Clearly notions of retirement are changing, and for good reason – we are living longer, healthier lives while, at the same time, many people work in professions that aren’t very physically demanding (retiring at 65 after years spent in a field or a mine or a factory floor might make sense; retiring at 65 after decades of sitting at a desk, one could argue, might not make as much sense).

But according to an article in USA Today, those who would like to leave the workforce earlier rather than later, and are counting on a 401(k) plan to fund that dream, may have to wait a while. The article notes that many 401(k) investors are close to being back to where they were before the markets collapsed. On the other hand, many workers don’t fully grasp the amount of money they will need to retire:

A 401(k) plan has an intrinsic problem. It tries to reach a specific goal — the amount you need to retire — by investing in stocks, bonds and money market funds, none of which offer specific returns. In essence, a 401(k) takes the task of a highly paid pension manager and gives it to each worker.

My own opinion is that while there certainly will be improvements to 401(k) plans and other retirement investment vehicles in the coming decades, the very notion of retirement is going to change radically.
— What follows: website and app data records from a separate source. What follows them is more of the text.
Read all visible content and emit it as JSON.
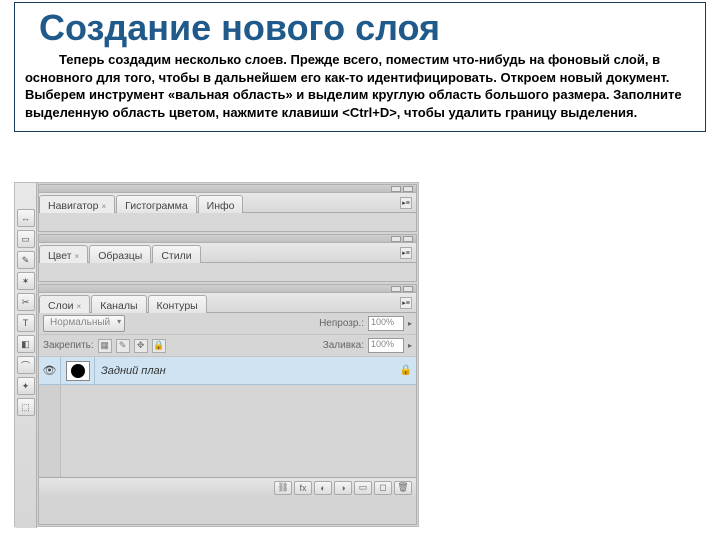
{
  "header": {
    "title": "Создание нового слоя",
    "description": "Теперь создадим несколько слоев. Прежде всего, поместим что-нибудь на фоновый слой, в основного для того, чтобы в дальнейшем его как-то идентифицировать. Откроем новый документ. Выберем инструмент «вальная область» и выделим круглую область большого размера. Заполните выделенную область цветом, нажмите клавиши <Ctrl+D>, чтобы удалить границу выделения."
  },
  "panels": {
    "navigator": {
      "tabs": [
        "Навигатор",
        "Гистограмма",
        "Инфо"
      ],
      "active": 0
    },
    "color": {
      "tabs": [
        "Цвет",
        "Образцы",
        "Стили"
      ],
      "active": 0
    },
    "layers": {
      "tabs": [
        "Слои",
        "Каналы",
        "Контуры"
      ],
      "active": 0,
      "blend_mode": "Нормальный",
      "opacity_label": "Непрозр.:",
      "opacity_value": "100%",
      "lock_label": "Закрепить:",
      "fill_label": "Заливка:",
      "fill_value": "100%",
      "items": [
        {
          "name": "Задний план",
          "locked": true,
          "has_circle": true
        }
      ]
    }
  },
  "toolbar_icons": [
    "move",
    "marquee",
    "lasso",
    "wand",
    "crop",
    "eyedrop",
    "brush",
    "stamp",
    "eraser",
    "grad",
    "blur",
    "pen",
    "type",
    "path",
    "shape"
  ]
}
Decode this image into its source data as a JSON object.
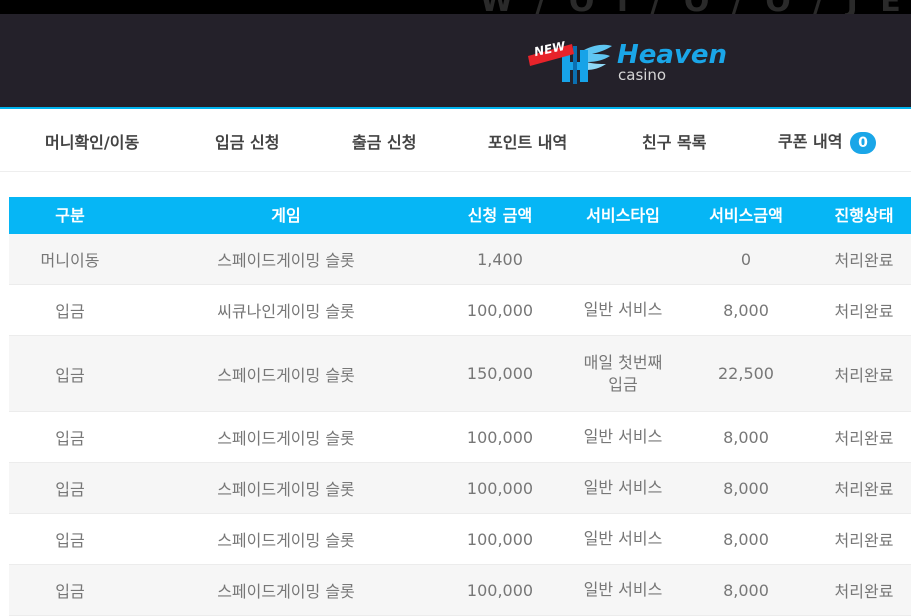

I think it’s entirely possible that many people will be working into their 70s and maybe many even into their 80s. While some will do so because they have little choice, many will do so because they want to. In the words of 83 year-old Gloria Davis, “how long can you travel, how many times can you golf?”